__Problem to work on__:
Copy every record word for word. Pictures are not part of the copy.

__Input__:
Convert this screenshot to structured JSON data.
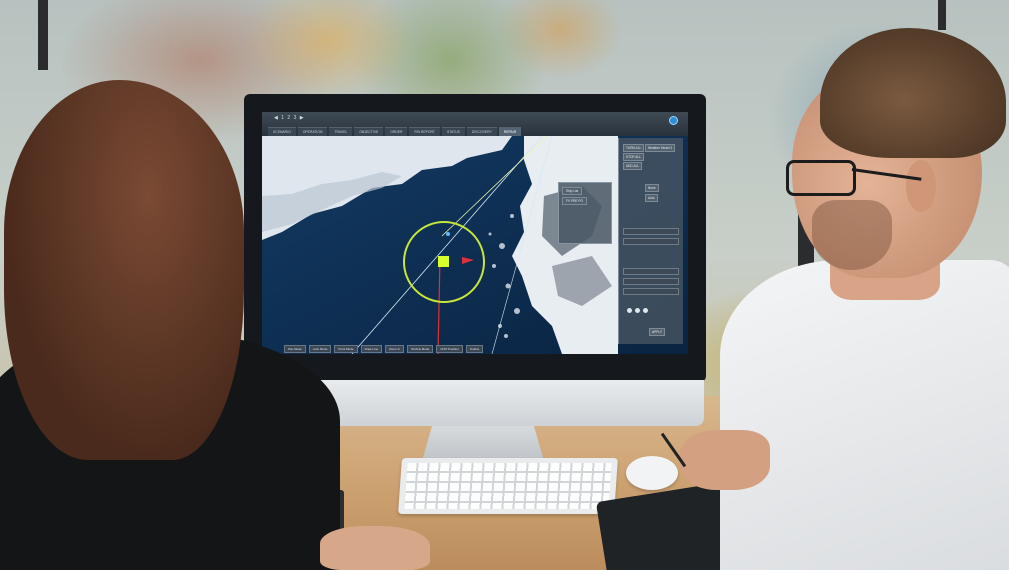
{
  "scene": {
    "description_colors": {
      "screen_ocean": "#0d2a4a",
      "target_circle": "#c8e63a",
      "track_line": "#e0303a",
      "app_header": "#2a333c"
    }
  },
  "app": {
    "pager": "◀ 1 2 3 ▶",
    "tabs": [
      {
        "label": "SCENARIO"
      },
      {
        "label": "OPERATION"
      },
      {
        "label": "TRAVEL"
      },
      {
        "label": "OBJECTIVE"
      },
      {
        "label": "ORDER"
      },
      {
        "label": "FIN REPORT"
      },
      {
        "label": "STATUS"
      },
      {
        "label": "DISCOVERY"
      },
      {
        "label": "REPAIR"
      }
    ],
    "active_tab_index": 8,
    "logo_icon": "app-logo-icon"
  },
  "panel": {
    "buttons": [
      "TURN ALL",
      "STOP ALL",
      "ADD ALL"
    ],
    "dropdown_label": "Weather Model 2",
    "dropdowns": [
      "None",
      "Auto"
    ],
    "action": "APPLY"
  },
  "float_window": {
    "title": "Ship List",
    "selected": "FV PRE PO"
  },
  "bottom_bar": {
    "buttons": [
      "Pan Mode",
      "Lock Mode",
      "Point Mode",
      "Draw Line",
      "Zoom In",
      "SCALE Mode",
      "UNIT Position",
      "Outline"
    ]
  }
}
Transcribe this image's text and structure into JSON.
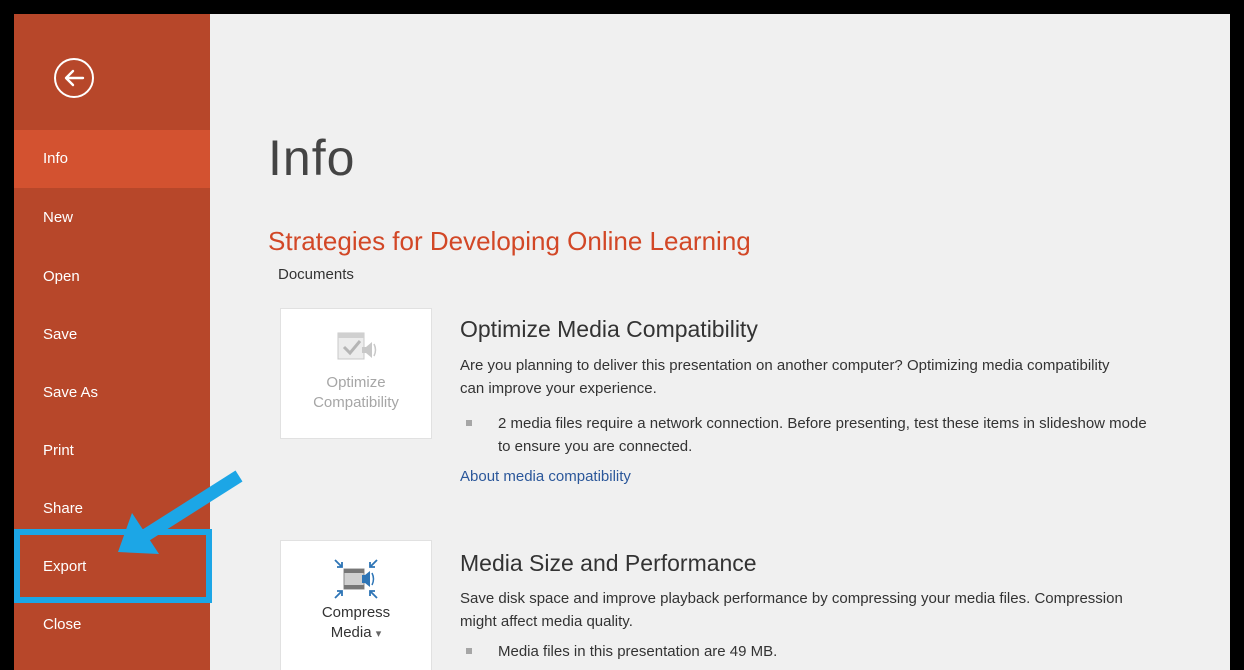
{
  "sidebar": {
    "back_icon": "back-arrow-icon",
    "items": [
      {
        "label": "Info",
        "active": true
      },
      {
        "label": "New"
      },
      {
        "label": "Open"
      },
      {
        "label": "Save"
      },
      {
        "label": "Save As"
      },
      {
        "label": "Print"
      },
      {
        "label": "Share"
      },
      {
        "label": "Export"
      },
      {
        "label": "Close"
      }
    ]
  },
  "main": {
    "page_title": "Info",
    "doc_title": "Strategies for Developing Online Learning",
    "doc_location": "Documents",
    "optimize": {
      "tile_line1": "Optimize",
      "tile_line2": "Compatibility",
      "heading": "Optimize Media Compatibility",
      "description": "Are you planning to deliver this presentation on another computer? Optimizing media compatibility can improve your experience.",
      "bullet": "2 media files require a network connection. Before presenting, test these items in slideshow mode to ensure you are connected.",
      "link": "About media compatibility"
    },
    "compress": {
      "tile_line1": "Compress",
      "tile_line2": "Media",
      "tile_caret": "▾",
      "heading": "Media Size and Performance",
      "description": "Save disk space and improve playback performance by compressing your media files. Compression might affect media quality.",
      "bullet": "Media files in this presentation are 49 MB."
    }
  },
  "colors": {
    "sidebar": "#b7472a",
    "sidebar_active": "#d35230",
    "doc_title": "#d24726",
    "link": "#2b579a",
    "annotation": "#1ca6e6"
  }
}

__Answer below__:
Convert this screenshot to structured JSON data.
{
  "scene": {
    "description_colors": {
      "screen_ocean": "#0d2a4a",
      "target_circle": "#c8e63a",
      "track_line": "#e0303a",
      "app_header": "#2a333c"
    }
  },
  "app": {
    "pager": "◀ 1 2 3 ▶",
    "tabs": [
      {
        "label": "SCENARIO"
      },
      {
        "label": "OPERATION"
      },
      {
        "label": "TRAVEL"
      },
      {
        "label": "OBJECTIVE"
      },
      {
        "label": "ORDER"
      },
      {
        "label": "FIN REPORT"
      },
      {
        "label": "STATUS"
      },
      {
        "label": "DISCOVERY"
      },
      {
        "label": "REPAIR"
      }
    ],
    "active_tab_index": 8,
    "logo_icon": "app-logo-icon"
  },
  "panel": {
    "buttons": [
      "TURN ALL",
      "STOP ALL",
      "ADD ALL"
    ],
    "dropdown_label": "Weather Model 2",
    "dropdowns": [
      "None",
      "Auto"
    ],
    "action": "APPLY"
  },
  "float_window": {
    "title": "Ship List",
    "selected": "FV PRE PO"
  },
  "bottom_bar": {
    "buttons": [
      "Pan Mode",
      "Lock Mode",
      "Point Mode",
      "Draw Line",
      "Zoom In",
      "SCALE Mode",
      "UNIT Position",
      "Outline"
    ]
  }
}
Transcribe this image's text and structure into JSON.
{
  "sidebar": {
    "back_icon": "back-arrow-icon",
    "items": [
      {
        "label": "Info",
        "active": true
      },
      {
        "label": "New"
      },
      {
        "label": "Open"
      },
      {
        "label": "Save"
      },
      {
        "label": "Save As"
      },
      {
        "label": "Print"
      },
      {
        "label": "Share"
      },
      {
        "label": "Export"
      },
      {
        "label": "Close"
      }
    ]
  },
  "main": {
    "page_title": "Info",
    "doc_title": "Strategies for Developing Online Learning",
    "doc_location": "Documents",
    "optimize": {
      "tile_line1": "Optimize",
      "tile_line2": "Compatibility",
      "heading": "Optimize Media Compatibility",
      "description": "Are you planning to deliver this presentation on another computer? Optimizing media compatibility can improve your experience.",
      "bullet": "2 media files require a network connection. Before presenting, test these items in slideshow mode to ensure you are connected.",
      "link": "About media compatibility"
    },
    "compress": {
      "tile_line1": "Compress",
      "tile_line2": "Media",
      "tile_caret": "▾",
      "heading": "Media Size and Performance",
      "description": "Save disk space and improve playback performance by compressing your media files. Compression might affect media quality.",
      "bullet": "Media files in this presentation are 49 MB."
    }
  },
  "colors": {
    "sidebar": "#b7472a",
    "sidebar_active": "#d35230",
    "doc_title": "#d24726",
    "link": "#2b579a",
    "annotation": "#1ca6e6"
  }
}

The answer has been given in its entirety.